■ **Exercise description**:
All of the data must be written out verbatim, with pictures excluded.

----- Records to use -----

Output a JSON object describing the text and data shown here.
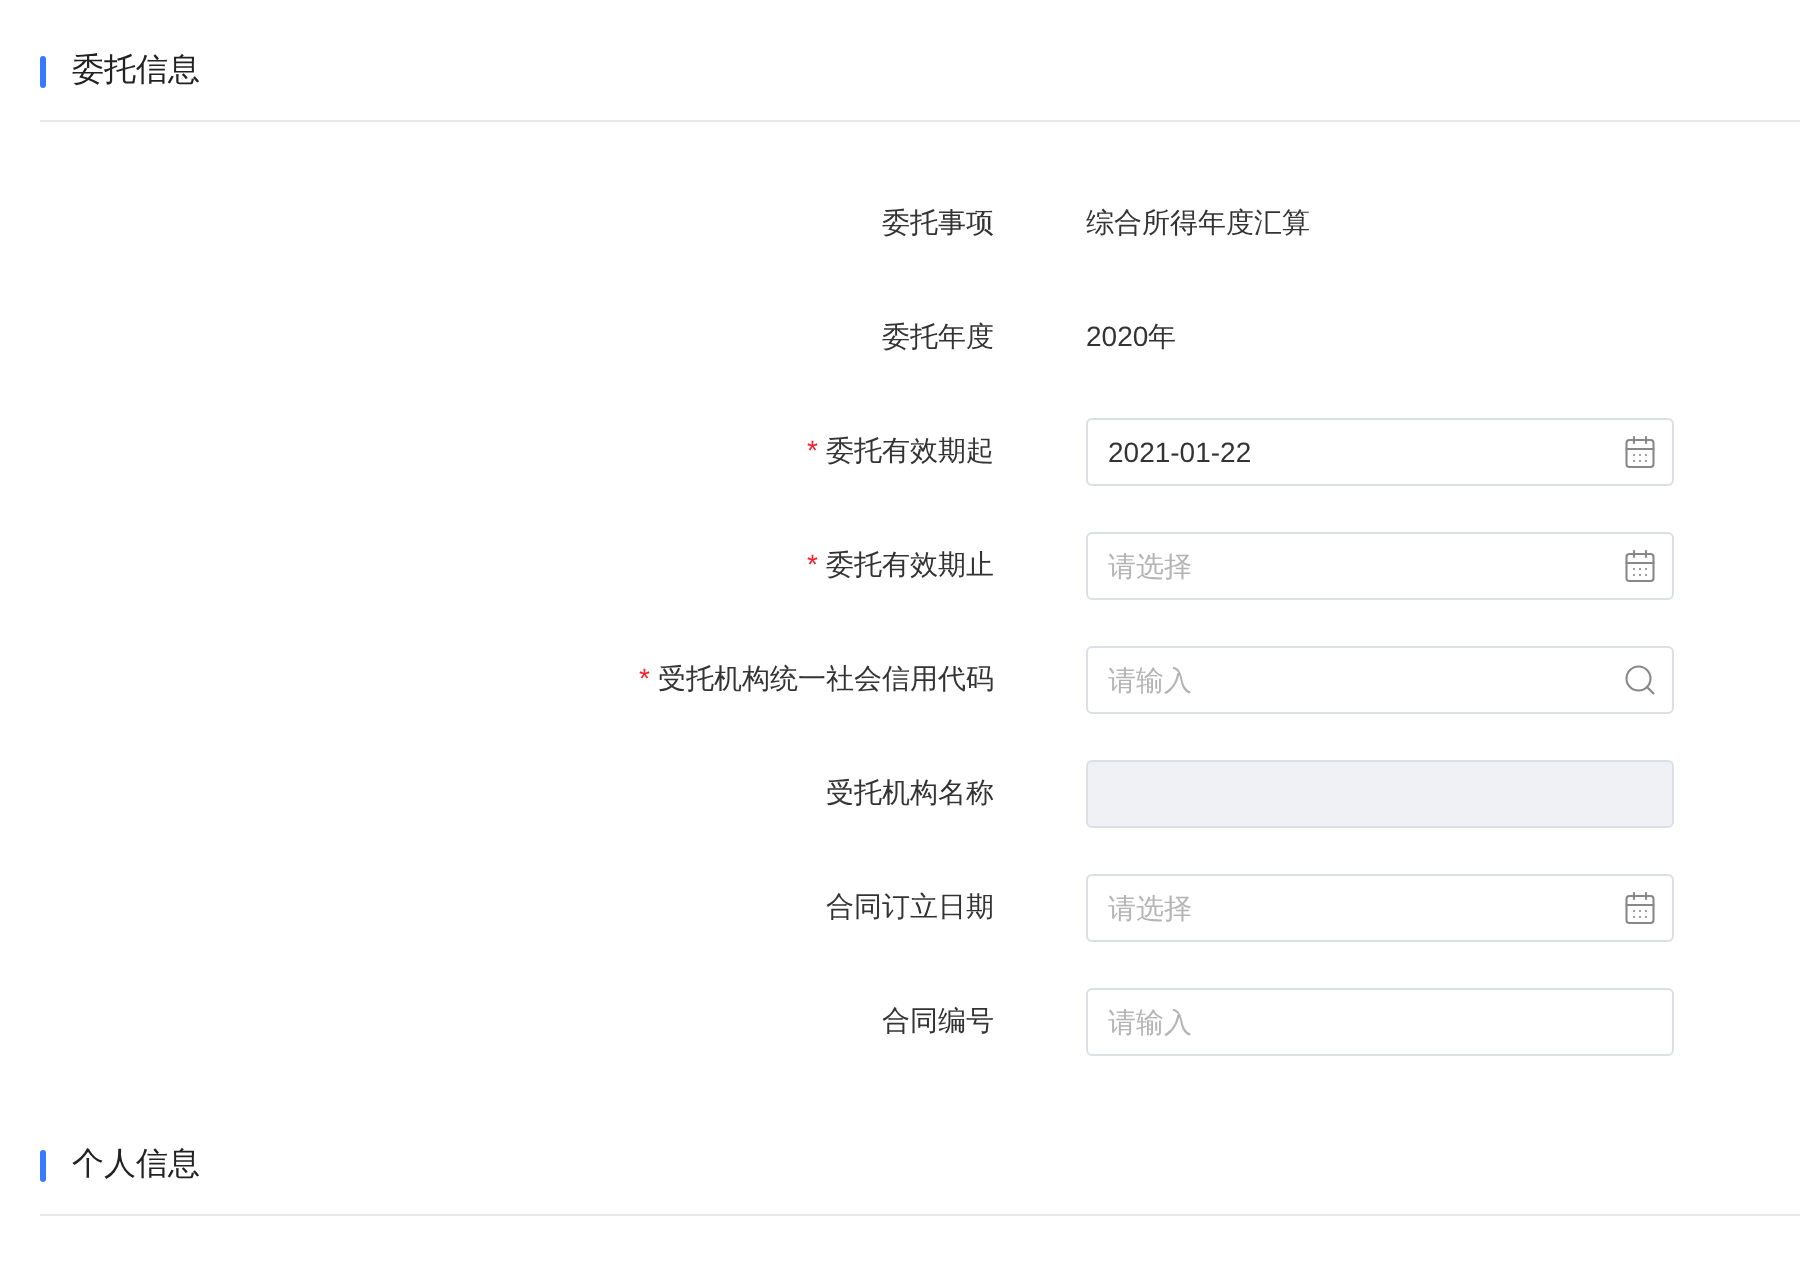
{
  "sections": [
    {
      "title": "委托信息",
      "fields": [
        {
          "label": "委托事项",
          "kind": "static",
          "value": "综合所得年度汇算"
        },
        {
          "label": "委托年度",
          "kind": "static",
          "value": "2020年"
        },
        {
          "label": "委托有效期起",
          "kind": "date",
          "required_mark": "*",
          "value": "2021-01-22"
        },
        {
          "label": "委托有效期止",
          "kind": "date",
          "required_mark": "*",
          "placeholder": "请选择"
        },
        {
          "label": "受托机构统一社会信用代码",
          "kind": "search",
          "required_mark": "*",
          "placeholder": "请输入"
        },
        {
          "label": "受托机构名称",
          "kind": "disabled"
        },
        {
          "label": "合同订立日期",
          "kind": "date",
          "placeholder": "请选择"
        },
        {
          "label": "合同编号",
          "kind": "input",
          "placeholder": "请输入"
        }
      ]
    },
    {
      "title": "个人信息"
    }
  ]
}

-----

■ **Response to this task**:
Output a JSON object describing the text and data shown here.
{
  "sections": [
    {
      "title": "委托信息",
      "fields": [
        {
          "label": "委托事项",
          "kind": "static",
          "value": "综合所得年度汇算"
        },
        {
          "label": "委托年度",
          "kind": "static",
          "value": "2020年"
        },
        {
          "label": "委托有效期起",
          "kind": "date",
          "required_mark": "*",
          "value": "2021-01-22"
        },
        {
          "label": "委托有效期止",
          "kind": "date",
          "required_mark": "*",
          "placeholder": "请选择"
        },
        {
          "label": "受托机构统一社会信用代码",
          "kind": "search",
          "required_mark": "*",
          "placeholder": "请输入"
        },
        {
          "label": "受托机构名称",
          "kind": "disabled"
        },
        {
          "label": "合同订立日期",
          "kind": "date",
          "placeholder": "请选择"
        },
        {
          "label": "合同编号",
          "kind": "input",
          "placeholder": "请输入"
        }
      ]
    },
    {
      "title": "个人信息"
    }
  ]
}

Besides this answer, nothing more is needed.